Klaus crumbling...*** still holding out

From The Times:
The last man resisting the European Union’s Lisbon treaty indicated yesterday that he was ready to relent, admitting that he could not stall long enough to give David Cameron the chance to call a British referendum.

Vaclav Klaus, 66, the Eurosceptic President of the Czech Republic, said that while he was personally against the treaty, it had become like an unstoppable train after being ratified in all 26 other EU countries.

The President confirmed that Mr Cameron had suggested to him that he hold out until the next British election because, if the Conservatives won, they would put the treaty to a referendum with the intention of sinking it.
I’ve been told this morning Klaus actually isn't "the last man resisting"; there is a semi-autonomous region of a normally pretty EU-phile country still holding out against the Eurocrats and refusing to sign it off. Which means that their central government,amongst the first to sign off Lisbon, shouldn't have done so on behalf of the whole nation. True to form, the Brussels hierarchy are treating it as an internal national matter rather than querying the constitutional validity of the original "yes" descision

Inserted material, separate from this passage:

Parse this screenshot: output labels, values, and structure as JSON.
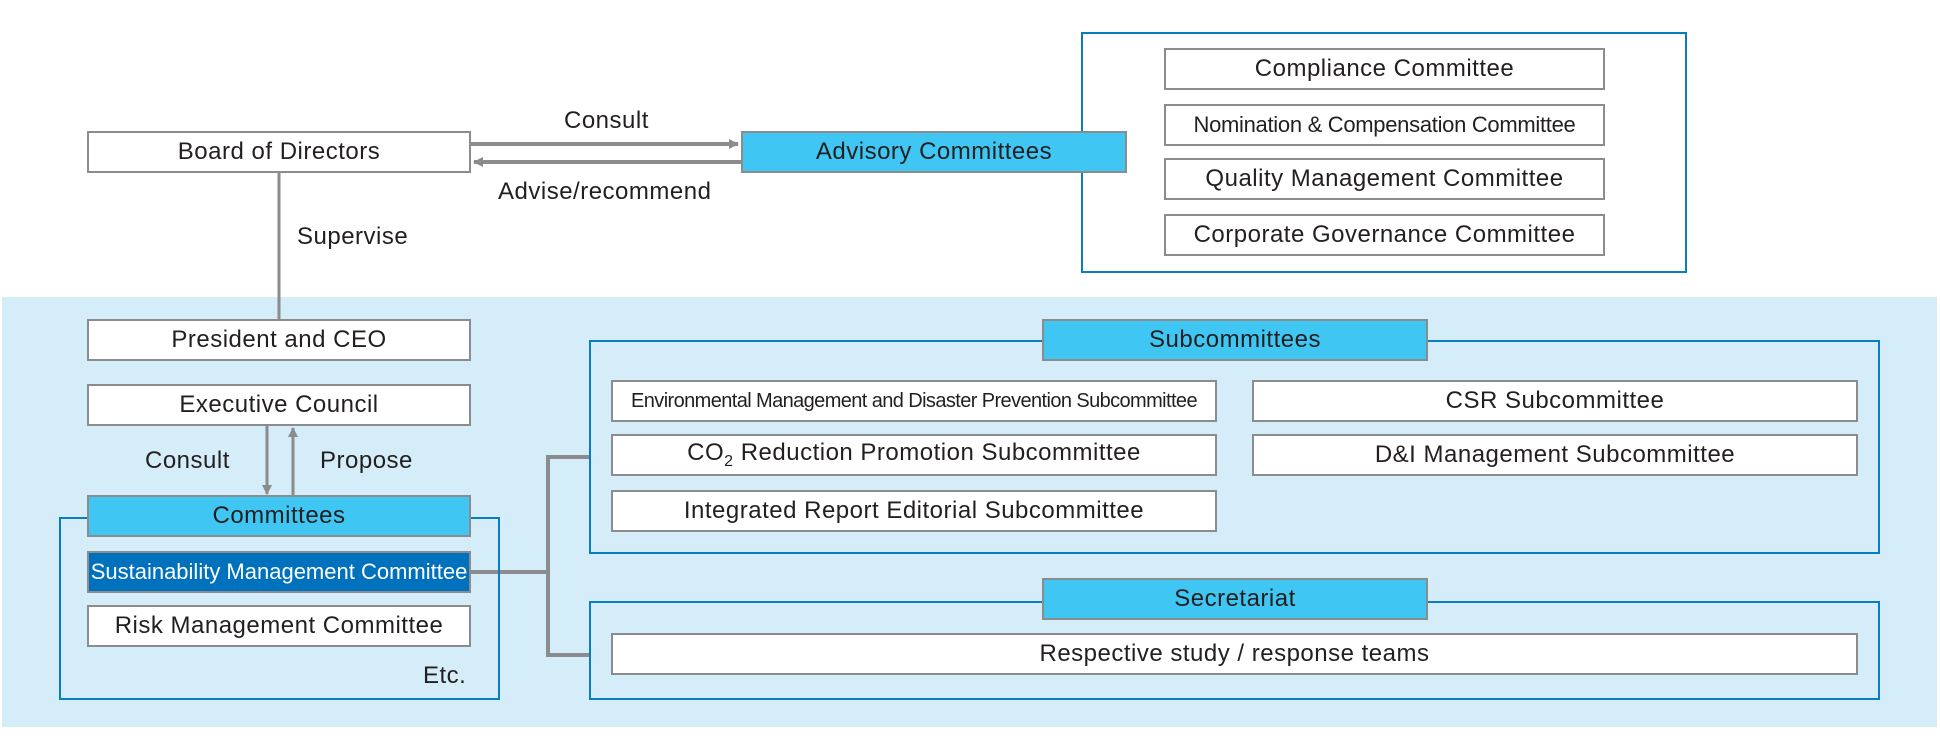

Anyone know the name of the region in question?

Couple of clues; as I said before, it is part of a nation which (although one of its close neighbours did once give Brussels a bloody nose on another matter) is one of the more positive EU members. The region in question isn't one of the usual separatist awkward crew. Finally, the region's problem isn't with Lisbon per se, more the dissatisfaction has arisen from purely local issues such as fishing rights.
Any ideas?

5 comments:

Keith Ruffles said...

This is a wild stab in the dark - could it be the Åland Islands?

Chekov said...

The Lisbon Treaty was the subject of our detailed discussions. On the one hand, I want to say that I see no reason to send a major signal to the EU from Moscow concerning what my next steps might be. Of course I cannot say anything new about this here. No reasonable person would expect me to do otherwise.

On the other hand, I tried to explain my approach to the President and his delegation. I explained that I am concerned - and it’s not only I who am concerned - about deepening integration within the EU. I feel it – for me this is a serious question. So when they dismiss such things as tactical obstructions they’re making a fundamental error. For me, this thing is really vital, absolutely basic. In this regard, my contribution to the dialogue on what the EU will look like in the future will continue. I explained to the President what stage we are at now in the dialogue with Brussels. From my point of view, the conditions that I outlined for our signing the Lisbon Treaty were serious conditions. And there is no reason to think that I might forget in the next few days what I have just said.


A few days ago VK sounded hardline enough as he outlined his position in a press conference after a meeting with President Medvedev. What were his conditions? Have they been met?

O'Neill said...

Keith,

Spot on! Bit more on the Alands here:http://tinyurl.com/uy6bx. It was a Finn colleague who originally told me about this (I think it might have been mentioned in The Guardian last week). He took it as a matter of great national shame and was worried in case it would be used as evidence of Finnish "europhobia". I think I'll send him the UKIP's June manifesto and a sample of the Daily mail to reassure him!

O'Neill said...

Chekov,

He's a strange one, a self-confessed Atlanticist sharing his inner-most thoughts with Medvedev.

Has he managed to secure any kind of opt-out from Brussels? Probably not otherwise he would be broadcasting it from the rooftops. I think his position is greatly weakened by the fact that the Czech parliament is in favour, so I can't imgine he can hold out that much longer

Keith Ruffles said...

O'Neill,

It's amazing what a quick search on Google will throw up!

Thanks for the heads up, had no idea that the Alands might prove such a stumbling block to Lisbon. Strange days indeed!